Med Ad News: What kinds of data do your machine learning algorithms look at?

Bryan O’Malley: We gather a lot of different information. We gather visits and interactions, we seek out scrip data. We gather information about competitors, how our drugs’ prescription rate matches up against our competitors. We get web data, email interaction data, media data, action to click, those kinds of things. There is a wide swathe of information that we gather into our data warehouse and analyze. We feed that into the Actionable Intelligence Engine and one of the things that is great about machine learning is that in addition to trying to figure out what the right models are and the right data sets, once you isolate those and start running them through the engine it will also start to tell you which data points are the best indicators. Let’s say we were going to ask the question, “Tell me which doctors in this data set are most likely to start trialing,” Not only will it give you a ranking for each doctor, it will also tell you that these six points in this giant data set are the ones that are the best indicators. It might be past prescription behavior, with our drug or with a competitor’s drug. And as you apply the different models you start to see it move around the different data points that it thinks are the most relevant and what variability each one of those contributes to the overall calculation. It’s nice that it not only gives you the one number and end result, it gives you the indicators of what data might be most valuable in generating that result. And that helps us figure out where to get more data or what data is most critical when start working with a new client, in order to be sure of what kinds of decisions we need to make. And of course, with every new client that comes in, a new situation comes in, of what data they have available and what data we can access.

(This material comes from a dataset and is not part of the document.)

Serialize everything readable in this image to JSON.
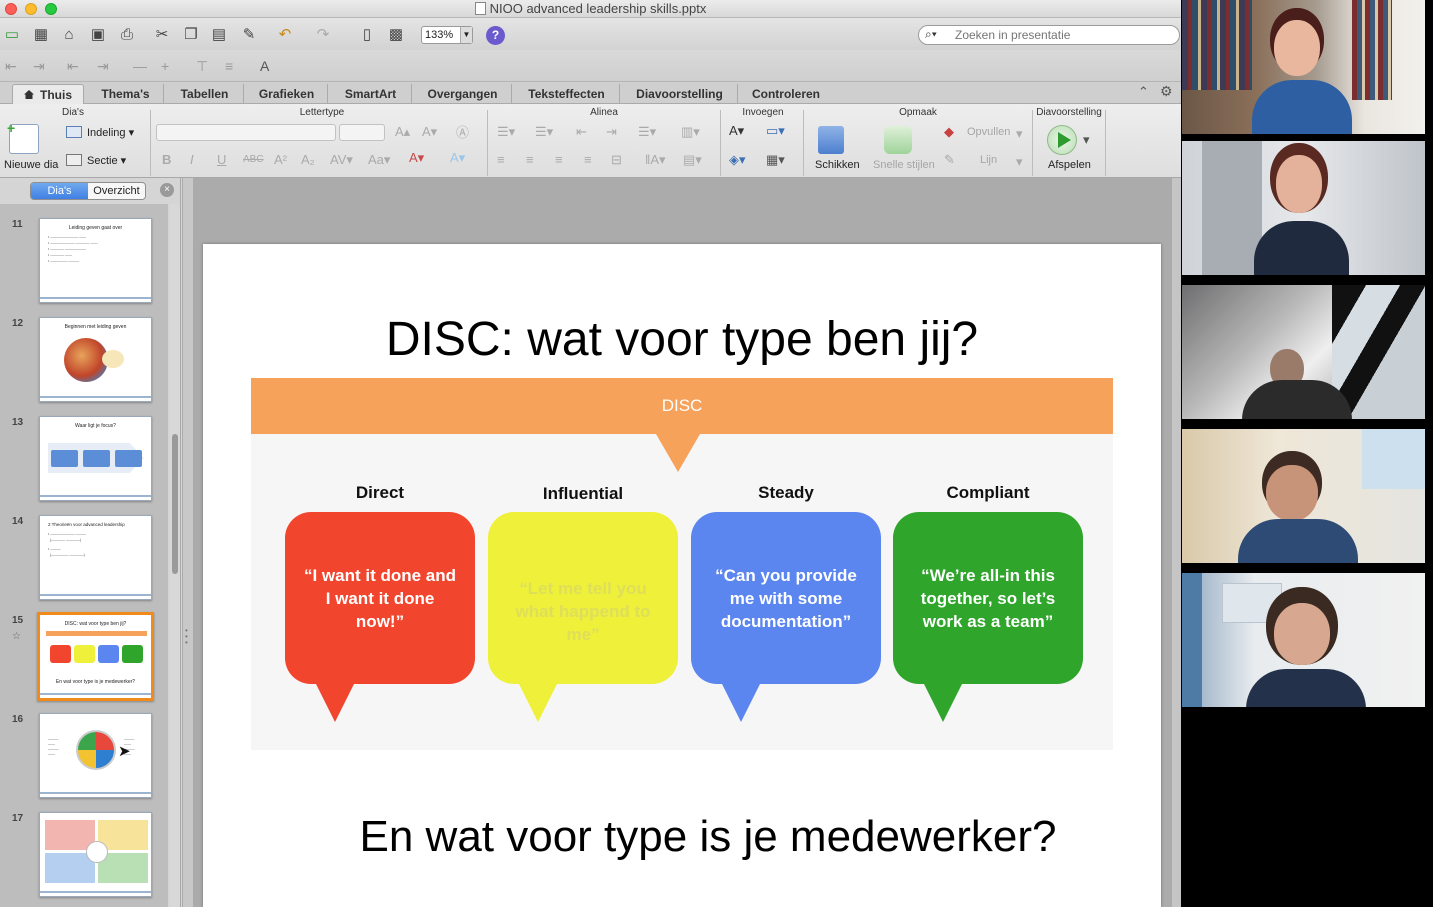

It would be nice to say that’s this black box, we’ve got it all set up so we just flip it on and it spits us out the answer we need, but there’s a lot of art that goes along with the science of making sure that we’re able to track down the data that we need – the right data in the right volume. Obviously if you have five data points it’s not going to be as accurate as having 5 million data points.

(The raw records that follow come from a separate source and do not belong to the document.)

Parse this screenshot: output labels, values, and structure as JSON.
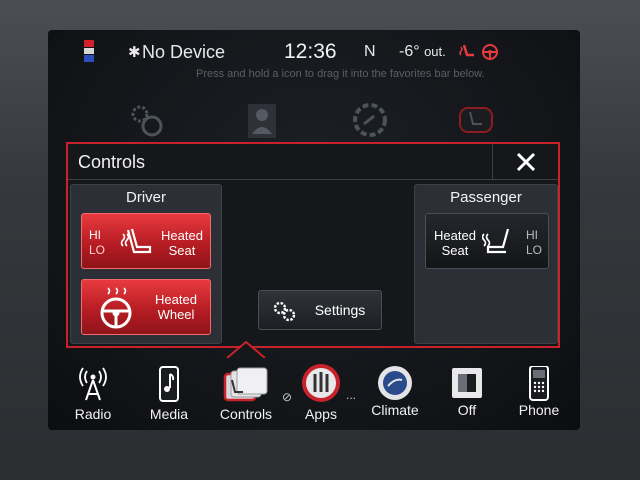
{
  "status": {
    "device": "No Device",
    "time": "12:36",
    "compass": "N",
    "temperature": "-6°",
    "temp_suffix": "out.",
    "hint": "Press and hold a icon to drag it into the favorites bar below."
  },
  "popup": {
    "title": "Controls",
    "driver": {
      "title": "Driver",
      "heated_seat": {
        "label_line1": "Heated",
        "label_line2": "Seat",
        "hi": "HI",
        "lo": "LO"
      },
      "heated_wheel": {
        "label_line1": "Heated",
        "label_line2": "Wheel"
      }
    },
    "settings": {
      "label": "Settings"
    },
    "passenger": {
      "title": "Passenger",
      "heated_seat": {
        "label_line1": "Heated",
        "label_line2": "Seat",
        "hi": "HI",
        "lo": "LO"
      }
    }
  },
  "nav": {
    "items": [
      {
        "label": "Radio",
        "icon": "radio-tower-icon"
      },
      {
        "label": "Media",
        "icon": "media-icon"
      },
      {
        "label": "Controls",
        "icon": "controls-icon"
      },
      {
        "label": "Apps",
        "icon": "apps-icon"
      },
      {
        "label": "Climate",
        "icon": "climate-icon"
      },
      {
        "label": "Off",
        "icon": "screen-off-icon"
      },
      {
        "label": "Phone",
        "icon": "phone-icon"
      }
    ]
  },
  "colors": {
    "accent_red": "#c8232c",
    "active_button": "#d62a30",
    "panel": "#2c2f35",
    "background": "#121418"
  }
}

We could have come out a year ago and said, “We’re doing AI!” Well, OK, we were, but it wasn’t at a place where I would have trusted to make a business decision off of it. Now we’re at a place where we’ve done enough work and demonstrated enough capability that this is a real thing. It’s math, it’s science, it’s looking through large data sets and being able to pull out numbers and do that kind of computation that human brains are not great at. Yes, if you take a small data set and a poorly trained model you’re going to get some craziness…but we don’t want to do that when it comes to the dollars and cents, the things that our clients are spending their money on. We want to make sure that we have really put the rigor behind this, we really tested this thing thoroughly, and we have really been able to demonstrate repeatedly that if you put in this set of data, you get out these set of results. We’ve put controls in place to measure what those results mean, and that means measurable differences in the decisions we make on how to address your audience and hopefully guide them in their journey to become an adopter of your product.